(Records to use):
────────

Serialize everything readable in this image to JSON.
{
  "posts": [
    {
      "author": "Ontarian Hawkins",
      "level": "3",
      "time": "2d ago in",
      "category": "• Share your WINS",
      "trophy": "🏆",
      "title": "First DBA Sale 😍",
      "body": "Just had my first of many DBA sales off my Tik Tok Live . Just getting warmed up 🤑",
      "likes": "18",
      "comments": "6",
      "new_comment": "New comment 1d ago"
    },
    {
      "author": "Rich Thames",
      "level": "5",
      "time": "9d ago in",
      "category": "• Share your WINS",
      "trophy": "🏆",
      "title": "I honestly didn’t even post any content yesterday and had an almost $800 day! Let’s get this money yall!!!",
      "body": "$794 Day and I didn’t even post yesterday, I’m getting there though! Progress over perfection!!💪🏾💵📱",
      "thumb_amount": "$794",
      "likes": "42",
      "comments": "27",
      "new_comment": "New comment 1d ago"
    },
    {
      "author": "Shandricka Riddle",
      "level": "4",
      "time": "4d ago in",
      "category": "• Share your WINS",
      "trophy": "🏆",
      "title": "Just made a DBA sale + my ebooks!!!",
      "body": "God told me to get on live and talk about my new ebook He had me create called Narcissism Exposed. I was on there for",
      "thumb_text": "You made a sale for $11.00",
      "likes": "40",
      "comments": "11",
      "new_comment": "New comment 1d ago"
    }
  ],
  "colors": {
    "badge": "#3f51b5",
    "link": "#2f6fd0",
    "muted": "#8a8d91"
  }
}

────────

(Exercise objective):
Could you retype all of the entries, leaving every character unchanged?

(Exercise answer):
Serialize everything readable in this image to JSON.
{
  "posts": [
    {
      "author": "Ontarian Hawkins",
      "level": "3",
      "time": "2d ago in",
      "category": "• Share your WINS",
      "trophy": "🏆",
      "title": "First DBA Sale 😍",
      "body": "Just had my first of many DBA sales off my Tik Tok Live . Just getting warmed up 🤑",
      "likes": "18",
      "comments": "6",
      "new_comment": "New comment 1d ago"
    },
    {
      "author": "Rich Thames",
      "level": "5",
      "time": "9d ago in",
      "category": "• Share your WINS",
      "trophy": "🏆",
      "title": "I honestly didn’t even post any content yesterday and had an almost $800 day! Let’s get this money yall!!!",
      "body": "$794 Day and I didn’t even post yesterday, I’m getting there though! Progress over perfection!!💪🏾💵📱",
      "thumb_amount": "$794",
      "likes": "42",
      "comments": "27",
      "new_comment": "New comment 1d ago"
    },
    {
      "author": "Shandricka Riddle",
      "level": "4",
      "time": "4d ago in",
      "category": "• Share your WINS",
      "trophy": "🏆",
      "title": "Just made a DBA sale + my ebooks!!!",
      "body": "God told me to get on live and talk about my new ebook He had me create called Narcissism Exposed. I was on there for",
      "thumb_text": "You made a sale for $11.00",
      "likes": "40",
      "comments": "11",
      "new_comment": "New comment 1d ago"
    }
  ],
  "colors": {
    "badge": "#3f51b5",
    "link": "#2f6fd0",
    "muted": "#8a8d91"
  }
}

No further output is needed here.